*ACTION ITEM:* Give back the data exactly, with no images.
━━━━━━━━━━━━━━━━
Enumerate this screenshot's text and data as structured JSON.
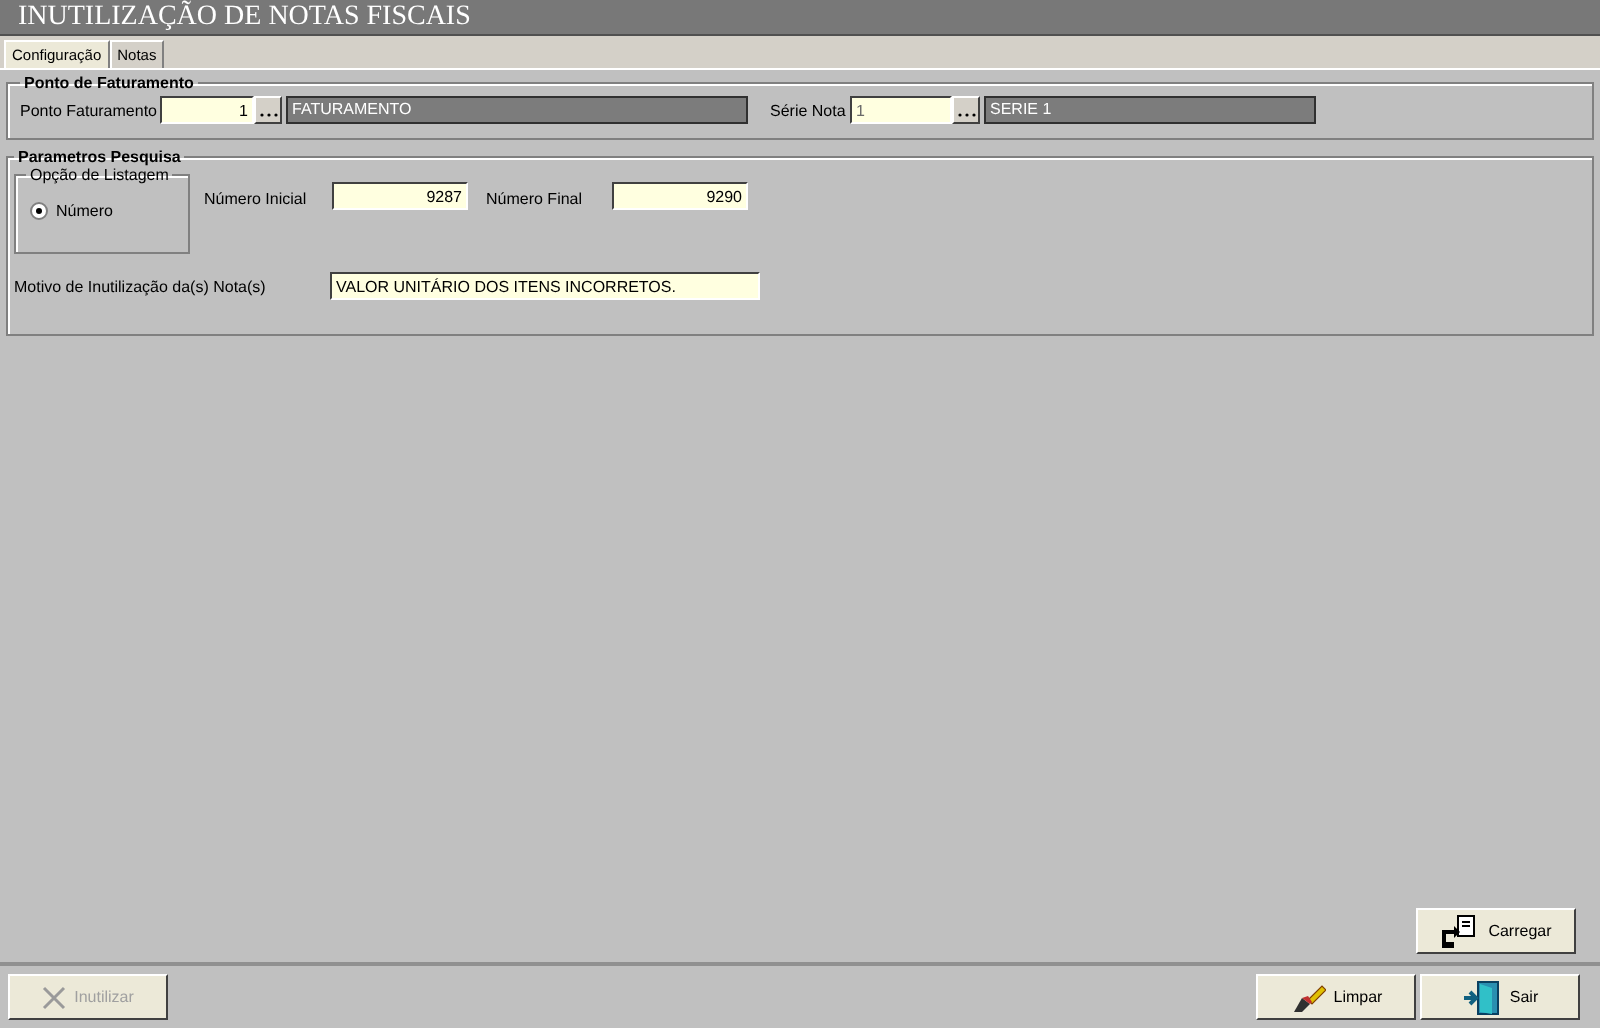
{
  "window": {
    "title": "INUTILIZAÇÃO DE NOTAS FISCAIS"
  },
  "tabs": [
    {
      "label": "Configuração",
      "selected": true
    },
    {
      "label": "Notas",
      "selected": false
    }
  ],
  "ponto_faturamento": {
    "title": "Ponto de Faturamento",
    "fields": [
      {
        "label": "Ponto Faturamento",
        "value": "1",
        "description": "FATURAMENTO",
        "disabled": false
      },
      {
        "label": "Série Nota",
        "value": "1",
        "description": "SERIE 1",
        "disabled": true
      }
    ]
  },
  "parametros_pesquisa": {
    "title": "Parametros Pesquisa",
    "opcao_listagem": {
      "title": "Opção de Listagem",
      "options": [
        {
          "label": "Número",
          "selected": true
        }
      ]
    },
    "numero_inicial": {
      "label": "Número Inicial",
      "value": "9287"
    },
    "numero_final": {
      "label": "Número Final",
      "value": "9290"
    },
    "motivo": {
      "label": "Motivo de Inutilização da(s) Nota(s)",
      "value": "VALOR UNITÁRIO DOS ITENS INCORRETOS."
    }
  },
  "buttons": [
    {
      "kind": "carregar",
      "label": "Carregar",
      "disabled": false
    },
    {
      "kind": "inutilizar",
      "label": "Inutilizar",
      "disabled": true
    },
    {
      "kind": "limpar",
      "label": "Limpar",
      "disabled": false
    },
    {
      "kind": "sair",
      "label": "Sair",
      "disabled": false
    }
  ]
}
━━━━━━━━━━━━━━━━
*TASK OUTPUT:*
Enumerate this screenshot's text and data as structured JSON.
{
  "window": {
    "title": "INUTILIZAÇÃO DE NOTAS FISCAIS"
  },
  "tabs": [
    {
      "label": "Configuração",
      "selected": true
    },
    {
      "label": "Notas",
      "selected": false
    }
  ],
  "ponto_faturamento": {
    "title": "Ponto de Faturamento",
    "fields": [
      {
        "label": "Ponto Faturamento",
        "value": "1",
        "description": "FATURAMENTO",
        "disabled": false
      },
      {
        "label": "Série Nota",
        "value": "1",
        "description": "SERIE 1",
        "disabled": true
      }
    ]
  },
  "parametros_pesquisa": {
    "title": "Parametros Pesquisa",
    "opcao_listagem": {
      "title": "Opção de Listagem",
      "options": [
        {
          "label": "Número",
          "selected": true
        }
      ]
    },
    "numero_inicial": {
      "label": "Número Inicial",
      "value": "9287"
    },
    "numero_final": {
      "label": "Número Final",
      "value": "9290"
    },
    "motivo": {
      "label": "Motivo de Inutilização da(s) Nota(s)",
      "value": "VALOR UNITÁRIO DOS ITENS INCORRETOS."
    }
  },
  "buttons": [
    {
      "kind": "carregar",
      "label": "Carregar",
      "disabled": false
    },
    {
      "kind": "inutilizar",
      "label": "Inutilizar",
      "disabled": true
    },
    {
      "kind": "limpar",
      "label": "Limpar",
      "disabled": false
    },
    {
      "kind": "sair",
      "label": "Sair",
      "disabled": false
    }
  ]
}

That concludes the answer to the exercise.